3 ways to combat Gulf oil disaster (#1 send your hair…)
On Sunday, The New York Times reported that BP’s Deepwater Horizon Oil Rig may be dumping 25,000 to 80,000 barrels of oil into the Gulf each day. This epic disaster has caused steep drops in oceanic oxygen levels and put a myriad sea life in danger.
Yet amongst the onslaught of news headlines about BP’s inability to stop the leak and images of oil soaked wildlife, there has been little reporting on how citizens are combating the leak. It gives the impression that this debacle, and the governmental policies that let it happen, are totally out of our hands.
They’re not. As BP works to siphon oil from the leak using a mile-long pipe, there are a number ways to take action:
- Send hair. Think about it—why do we shampoo our hair? Because it collects oil. Turns out if you have lots of hair, you can collect lots of oil. San Francisco-based charity Matter of Trust collects hair from salons and pet groomers around the country. The hair is turned into highly absorbent mats or ‘booms’ and then distributed to the sites of oil spills. Help your favorite salon or barbershop get signed up here.
- Reduce your oil footprint. Remember that drilling policy, energy consumption, and climate change are all connected. The scope of a four million gallon oil spill may be intimidating, but it doesn’t change the fact that you can make a difference by bringing a canvas bag to the grocery store. At Celsias, you’ll find all kinds of everyday, practical actions against climate change, and a community of users ready to hold you accountable for your actions. (Want some help remembering to cover your pots while cooking?)

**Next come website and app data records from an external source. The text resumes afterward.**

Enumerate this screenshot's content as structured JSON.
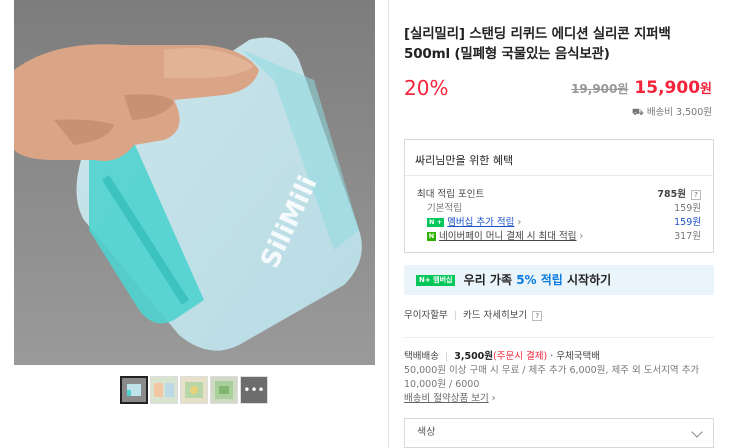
{
  "product": {
    "title": "[실리밀리] 스탠딩 리퀴드 에디션 실리콘 지퍼백 500ml (밀폐형 국물있는 음식보관)",
    "discount": "20%",
    "original_price": "19,900원",
    "sale_price": "15,900",
    "sale_unit": "원",
    "shipping_fee": "배송비 3,500원"
  },
  "image": {
    "brand_text": "SiliMili",
    "thumbnail_more_label": "•••"
  },
  "benefit": {
    "heading": "싸리님만을 위한 혜택",
    "max_points_label": "최대 적립 포인트",
    "max_points_value": "785원",
    "basic_label": "기본적립",
    "basic_value": "159원",
    "membership_badge": "N +",
    "membership_label": "멤버십 추가 적립",
    "membership_value": "159원",
    "npay_badge": "N",
    "npay_label": "네이버페이 머니 결제 시 최대 적립",
    "npay_value": "317원",
    "help": "?"
  },
  "membership_banner": {
    "badge": "N+ 멤버십",
    "text_before": "우리 가족 ",
    "highlight": "5% 적립",
    "text_after": " 시작하기"
  },
  "payment": {
    "installment": "무이자할부",
    "card_info": "카드 자세히보기",
    "help": "?"
  },
  "delivery": {
    "type": "택배배송",
    "fee": "3,500원",
    "fee_note": "(주문시 결제)",
    "carrier": "· 우체국택배",
    "conditions": "50,000원 이상 구매 시 무료 / 제주 추가 6,000원, 제주 외 도서지역 추가 10,000원 / 6000",
    "savings_link": "배송비 절약상품 보기"
  },
  "option": {
    "label": "색상"
  },
  "colors": {
    "accent_red": "#f3243b",
    "link_blue": "#1a50c8",
    "npay_green": "#03c75a",
    "banner_bg": "#eaf5fb",
    "mint": "#4fd3cf"
  }
}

- Make your voice heard. The most important tool in preventing further spills is policy change. According to a recent Associated Press poll, despite the BP oil spill, 50% of Americans continue to support the idea of increased offshore drilling; only 38% are opposed — so they will have to speak loudly to effect policy change.

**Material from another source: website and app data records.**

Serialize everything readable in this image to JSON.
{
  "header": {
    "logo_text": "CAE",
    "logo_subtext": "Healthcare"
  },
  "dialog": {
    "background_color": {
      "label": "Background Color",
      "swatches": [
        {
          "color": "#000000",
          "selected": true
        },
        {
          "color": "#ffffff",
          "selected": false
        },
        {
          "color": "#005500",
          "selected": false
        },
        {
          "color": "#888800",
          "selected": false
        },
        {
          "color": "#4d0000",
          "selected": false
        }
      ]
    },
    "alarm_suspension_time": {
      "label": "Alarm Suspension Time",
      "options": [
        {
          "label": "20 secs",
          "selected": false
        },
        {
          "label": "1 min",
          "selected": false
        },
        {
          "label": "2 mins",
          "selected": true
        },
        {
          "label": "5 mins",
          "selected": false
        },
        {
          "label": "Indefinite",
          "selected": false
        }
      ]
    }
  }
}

OCEANA, a broad-based, non-partisan organization dedicated to protecting the oceans, has posted a petition on its website urging President Obama to ban new offshore drilling. Join an array of activists, scientists, and celebrities (including my personal favorite) in supporting OCEANA’s efforts to ensure that policymakers don’t repeat the mistakes that led to the current disaster.

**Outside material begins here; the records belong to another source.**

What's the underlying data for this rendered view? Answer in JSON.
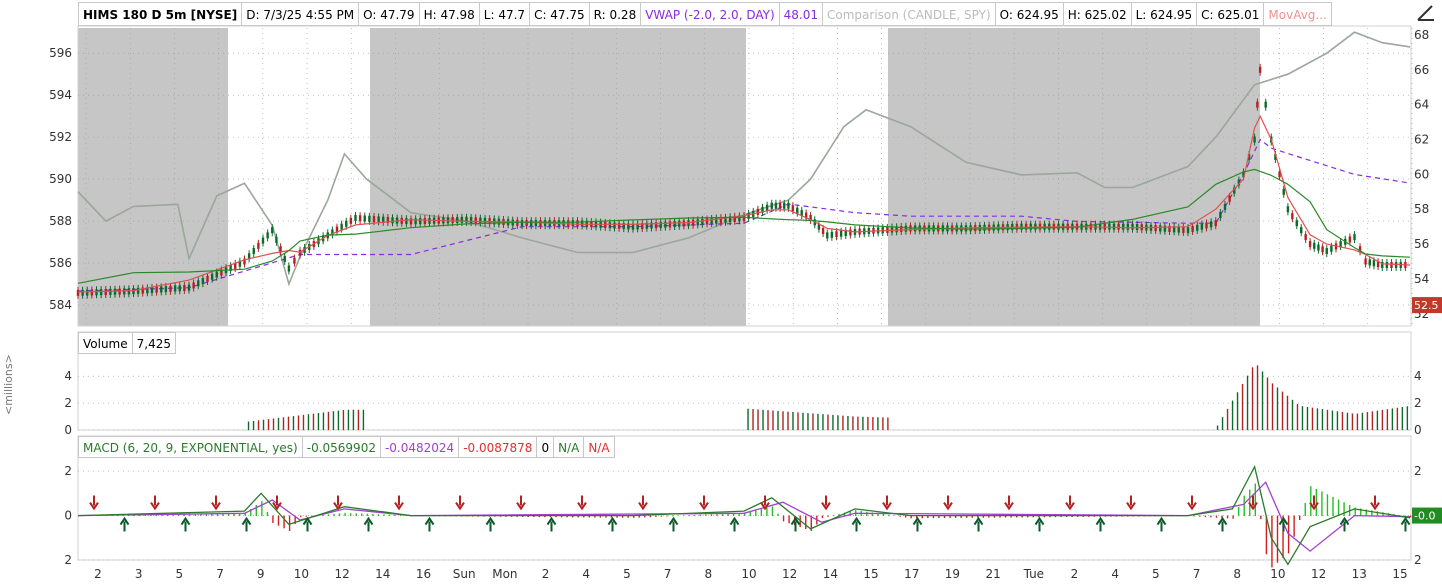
{
  "header": {
    "symbol": "HIMS 180 D 5m [NYSE]",
    "date": "D: 7/3/25 4:55 PM",
    "open": "O: 47.79",
    "high": "H: 47.98",
    "low": "L: 47.7",
    "close": "C: 47.75",
    "range": "R: 0.28",
    "vwap_label": "VWAP (-2.0, 2.0, DAY)",
    "vwap_value": "48.01",
    "comparison": "Comparison (CANDLE, SPY)",
    "cmp_open": "O: 624.95",
    "cmp_high": "H: 625.02",
    "cmp_low": "L: 624.95",
    "cmp_close": "C: 625.01",
    "movavg": "MovAvg..."
  },
  "volume_panel": {
    "label": "Volume",
    "value": "7,425",
    "axis_title": "<millions>"
  },
  "macd_panel": {
    "label": "MACD (6, 20, 9, EXPONENTIAL, yes)",
    "value": "-0.0569902",
    "avg": "-0.0482024",
    "diff": "-0.0087878",
    "zero": "0",
    "na1": "N/A",
    "na2": "N/A"
  },
  "colors": {
    "vwap": "#8a2be2",
    "diff": "#e03030",
    "macd": "#2b7a2b",
    "candle_up": "#0a6b2a",
    "candle_down": "#b22222",
    "comparison": "#9aa79a",
    "session_shade": "#c6c6c6"
  },
  "chart_data": [
    {
      "type": "line",
      "title": "HIMS 180 D 5m [NYSE]",
      "left_axis_ticks": [
        584,
        586,
        588,
        590,
        592,
        594,
        596
      ],
      "left_axis_range": [
        583,
        597.2
      ],
      "right_axis_ticks": [
        52,
        54,
        56,
        58,
        60,
        62,
        64,
        66,
        68
      ],
      "right_axis_range": [
        51.3,
        68.4
      ],
      "price_marker": "52.5",
      "x_tick_labels": [
        "2",
        "3",
        "5",
        "7",
        "9",
        "10",
        "12",
        "14",
        "16",
        "Sun",
        "Mon",
        "2",
        "4",
        "5",
        "7",
        "8",
        "10",
        "12",
        "14",
        "15",
        "17",
        "19",
        "21",
        "Tue",
        "2",
        "4",
        "5",
        "7",
        "8",
        "10",
        "12",
        "13",
        "15"
      ],
      "series": [
        {
          "name": "HIMS",
          "points": [
            [
              0,
              53.2
            ],
            [
              10,
              53.3
            ],
            [
              20,
              53.5
            ],
            [
              30,
              55.0
            ],
            [
              35,
              56.8
            ],
            [
              38,
              54.6
            ],
            [
              40,
              55.5
            ],
            [
              45,
              56.5
            ],
            [
              50,
              57.5
            ],
            [
              60,
              57.3
            ],
            [
              70,
              57.4
            ],
            [
              80,
              57.2
            ],
            [
              90,
              57.2
            ],
            [
              100,
              57.0
            ],
            [
              110,
              57.2
            ],
            [
              120,
              57.5
            ],
            [
              125,
              58.2
            ],
            [
              128,
              58.2
            ],
            [
              132,
              57.5
            ],
            [
              135,
              56.5
            ],
            [
              140,
              56.7
            ],
            [
              150,
              56.9
            ],
            [
              160,
              56.9
            ],
            [
              170,
              57.0
            ],
            [
              180,
              57.0
            ],
            [
              190,
              57.0
            ],
            [
              200,
              56.8
            ],
            [
              205,
              57.2
            ],
            [
              210,
              60.0
            ],
            [
              212,
              62.0
            ],
            [
              213,
              66.0
            ],
            [
              215,
              62.0
            ],
            [
              218,
              58.0
            ],
            [
              222,
              56.0
            ],
            [
              225,
              55.6
            ],
            [
              230,
              56.4
            ],
            [
              232,
              55.0
            ],
            [
              235,
              54.8
            ],
            [
              240,
              54.8
            ]
          ]
        },
        {
          "name": "SPY",
          "points": [
            [
              0,
              589.4
            ],
            [
              5,
              588.0
            ],
            [
              10,
              588.7
            ],
            [
              18,
              588.8
            ],
            [
              20,
              586.2
            ],
            [
              25,
              589.2
            ],
            [
              30,
              589.8
            ],
            [
              35,
              587.8
            ],
            [
              38,
              585.0
            ],
            [
              40,
              586.3
            ],
            [
              45,
              589.0
            ],
            [
              48,
              591.2
            ],
            [
              52,
              590.0
            ],
            [
              60,
              588.4
            ],
            [
              70,
              588.0
            ],
            [
              80,
              587.2
            ],
            [
              90,
              586.5
            ],
            [
              100,
              586.5
            ],
            [
              110,
              587.2
            ],
            [
              120,
              588.3
            ],
            [
              128,
              589.0
            ],
            [
              132,
              590.0
            ],
            [
              138,
              592.5
            ],
            [
              142,
              593.3
            ],
            [
              150,
              592.5
            ],
            [
              160,
              590.8
            ],
            [
              170,
              590.2
            ],
            [
              180,
              590.3
            ],
            [
              185,
              589.6
            ],
            [
              190,
              589.6
            ],
            [
              200,
              590.6
            ],
            [
              205,
              592.0
            ],
            [
              212,
              594.5
            ],
            [
              218,
              595.0
            ],
            [
              225,
              596.0
            ],
            [
              230,
              597.0
            ],
            [
              235,
              596.5
            ],
            [
              240,
              596.3
            ]
          ]
        },
        {
          "name": "VWAP",
          "points": [
            [
              0,
              53.3
            ],
            [
              20,
              53.5
            ],
            [
              40,
              55.4
            ],
            [
              60,
              55.4
            ],
            [
              80,
              57.0
            ],
            [
              100,
              57.0
            ],
            [
              120,
              57.2
            ],
            [
              128,
              58.3
            ],
            [
              140,
              57.8
            ],
            [
              150,
              57.6
            ],
            [
              160,
              57.6
            ],
            [
              170,
              57.6
            ],
            [
              180,
              57.3
            ],
            [
              200,
              57.2
            ],
            [
              205,
              57.2
            ],
            [
              210,
              60.0
            ],
            [
              213,
              62.0
            ],
            [
              215,
              61.5
            ],
            [
              220,
              61.0
            ],
            [
              230,
              60.0
            ],
            [
              240,
              59.5
            ]
          ]
        }
      ]
    },
    {
      "type": "bar",
      "title": "Volume",
      "ylabel": "<millions>",
      "y_ticks": [
        0,
        2,
        4
      ],
      "ylim": [
        0,
        5.5
      ],
      "series": [
        {
          "name": "Volume",
          "points": [
            [
              30,
              0.6
            ],
            [
              48,
              1.5
            ],
            [
              120,
              1.6
            ],
            [
              140,
              1.0
            ],
            [
              205,
              0.2
            ],
            [
              212,
              5.0
            ],
            [
              215,
              3.5
            ],
            [
              220,
              1.8
            ],
            [
              230,
              1.2
            ],
            [
              240,
              1.8
            ]
          ]
        }
      ]
    },
    {
      "type": "line",
      "title": "MACD (6, 20, 9, EXPONENTIAL, yes)",
      "y_ticks": [
        2,
        0,
        2
      ],
      "ylim": [
        -2,
        2.5
      ],
      "series": [
        {
          "name": "MACD",
          "points": [
            [
              0,
              0
            ],
            [
              30,
              0.2
            ],
            [
              33,
              1.0
            ],
            [
              38,
              -0.4
            ],
            [
              48,
              0.4
            ],
            [
              60,
              0
            ],
            [
              100,
              0
            ],
            [
              120,
              0.2
            ],
            [
              125,
              0.8
            ],
            [
              132,
              -0.6
            ],
            [
              140,
              0.3
            ],
            [
              150,
              0
            ],
            [
              200,
              0
            ],
            [
              208,
              0.3
            ],
            [
              212,
              2.2
            ],
            [
              215,
              -1.0
            ],
            [
              218,
              -2.2
            ],
            [
              222,
              -0.5
            ],
            [
              230,
              0.3
            ],
            [
              240,
              -0.1
            ]
          ]
        },
        {
          "name": "MACD Avg",
          "points": [
            [
              0,
              0
            ],
            [
              30,
              0.1
            ],
            [
              35,
              0.7
            ],
            [
              40,
              -0.2
            ],
            [
              48,
              0.3
            ],
            [
              60,
              0
            ],
            [
              120,
              0.1
            ],
            [
              127,
              0.6
            ],
            [
              134,
              -0.3
            ],
            [
              140,
              0.1
            ],
            [
              200,
              0
            ],
            [
              210,
              0.5
            ],
            [
              214,
              1.5
            ],
            [
              218,
              -0.8
            ],
            [
              222,
              -1.6
            ],
            [
              230,
              0
            ],
            [
              240,
              -0.05
            ]
          ]
        }
      ],
      "value_marker": "-0.0"
    }
  ]
}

Let us know what you think of these ideas and any others you come across for how citizens can take action.